Lines holding the string "translate" in the listing below are to be copied.
*-*-*
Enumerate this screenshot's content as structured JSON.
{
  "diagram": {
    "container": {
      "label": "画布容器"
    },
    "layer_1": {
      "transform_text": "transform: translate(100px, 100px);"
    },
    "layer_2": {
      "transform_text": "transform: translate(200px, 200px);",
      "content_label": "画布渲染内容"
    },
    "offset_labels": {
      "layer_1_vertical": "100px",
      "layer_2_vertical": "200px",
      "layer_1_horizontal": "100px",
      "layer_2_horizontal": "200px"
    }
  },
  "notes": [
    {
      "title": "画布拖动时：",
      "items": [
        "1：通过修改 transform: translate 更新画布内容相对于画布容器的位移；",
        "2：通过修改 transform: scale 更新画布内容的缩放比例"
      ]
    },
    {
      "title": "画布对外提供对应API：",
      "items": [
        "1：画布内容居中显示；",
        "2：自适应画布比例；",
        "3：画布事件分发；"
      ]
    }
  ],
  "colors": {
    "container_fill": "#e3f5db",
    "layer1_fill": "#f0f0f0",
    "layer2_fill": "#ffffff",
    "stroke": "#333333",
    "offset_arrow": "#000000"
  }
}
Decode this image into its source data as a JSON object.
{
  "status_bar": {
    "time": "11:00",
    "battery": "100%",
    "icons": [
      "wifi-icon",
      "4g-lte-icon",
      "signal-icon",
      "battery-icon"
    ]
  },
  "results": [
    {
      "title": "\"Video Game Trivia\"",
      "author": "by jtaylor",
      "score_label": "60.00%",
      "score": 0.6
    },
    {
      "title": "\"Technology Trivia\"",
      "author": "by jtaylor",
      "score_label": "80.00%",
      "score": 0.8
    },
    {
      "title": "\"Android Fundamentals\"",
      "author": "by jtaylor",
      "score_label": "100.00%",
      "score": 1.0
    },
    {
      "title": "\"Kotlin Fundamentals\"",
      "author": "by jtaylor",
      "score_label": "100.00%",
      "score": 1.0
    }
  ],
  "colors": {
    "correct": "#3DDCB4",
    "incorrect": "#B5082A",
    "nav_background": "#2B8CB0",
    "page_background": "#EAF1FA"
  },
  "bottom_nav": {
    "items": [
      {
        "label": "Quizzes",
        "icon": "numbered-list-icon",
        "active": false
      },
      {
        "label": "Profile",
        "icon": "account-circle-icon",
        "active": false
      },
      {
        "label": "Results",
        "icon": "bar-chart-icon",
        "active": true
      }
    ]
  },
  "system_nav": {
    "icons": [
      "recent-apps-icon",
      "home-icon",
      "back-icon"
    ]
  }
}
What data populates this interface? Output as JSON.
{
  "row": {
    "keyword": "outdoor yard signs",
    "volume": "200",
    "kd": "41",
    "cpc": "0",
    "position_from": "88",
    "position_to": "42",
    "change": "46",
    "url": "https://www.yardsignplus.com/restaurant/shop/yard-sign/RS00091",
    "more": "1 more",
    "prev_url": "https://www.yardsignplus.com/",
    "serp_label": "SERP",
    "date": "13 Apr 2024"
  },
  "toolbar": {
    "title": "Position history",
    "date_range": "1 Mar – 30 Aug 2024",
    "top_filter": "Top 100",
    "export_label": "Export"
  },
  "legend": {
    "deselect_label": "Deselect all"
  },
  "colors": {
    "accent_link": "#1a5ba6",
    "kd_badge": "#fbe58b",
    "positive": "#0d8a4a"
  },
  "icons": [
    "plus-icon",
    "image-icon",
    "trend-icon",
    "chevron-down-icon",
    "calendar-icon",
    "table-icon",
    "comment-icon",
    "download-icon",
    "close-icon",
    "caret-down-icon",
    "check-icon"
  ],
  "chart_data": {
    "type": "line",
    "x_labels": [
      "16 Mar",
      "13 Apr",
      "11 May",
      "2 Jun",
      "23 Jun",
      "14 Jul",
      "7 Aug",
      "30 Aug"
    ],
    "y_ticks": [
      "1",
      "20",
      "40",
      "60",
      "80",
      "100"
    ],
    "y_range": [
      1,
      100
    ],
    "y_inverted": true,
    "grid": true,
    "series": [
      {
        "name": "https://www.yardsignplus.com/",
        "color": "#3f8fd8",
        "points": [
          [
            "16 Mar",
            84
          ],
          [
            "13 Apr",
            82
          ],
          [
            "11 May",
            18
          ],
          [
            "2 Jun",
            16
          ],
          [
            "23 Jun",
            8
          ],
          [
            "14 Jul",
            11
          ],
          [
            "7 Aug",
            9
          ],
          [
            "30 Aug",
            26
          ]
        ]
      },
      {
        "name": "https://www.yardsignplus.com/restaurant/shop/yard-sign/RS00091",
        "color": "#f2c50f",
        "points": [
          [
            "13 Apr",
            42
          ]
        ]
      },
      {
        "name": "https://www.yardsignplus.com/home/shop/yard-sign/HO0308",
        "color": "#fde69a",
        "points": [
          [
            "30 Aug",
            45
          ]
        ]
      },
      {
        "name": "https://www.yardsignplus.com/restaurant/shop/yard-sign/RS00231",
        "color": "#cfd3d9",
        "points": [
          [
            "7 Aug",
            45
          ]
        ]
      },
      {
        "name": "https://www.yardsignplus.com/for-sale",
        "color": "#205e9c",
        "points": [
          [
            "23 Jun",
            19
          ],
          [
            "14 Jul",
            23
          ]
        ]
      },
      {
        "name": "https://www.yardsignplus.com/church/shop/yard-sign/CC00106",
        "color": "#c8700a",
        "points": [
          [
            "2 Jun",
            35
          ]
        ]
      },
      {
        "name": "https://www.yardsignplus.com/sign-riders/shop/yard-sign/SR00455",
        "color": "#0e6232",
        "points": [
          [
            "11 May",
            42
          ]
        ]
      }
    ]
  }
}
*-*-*
_Output of the exercise:_
      "transform_text": "transform: translate(100px, 100px);"
      "transform_text": "transform: translate(200px, 200px);",
        "1：通过修改 transform: translate 更新画布内容相对于画布容器的位移；",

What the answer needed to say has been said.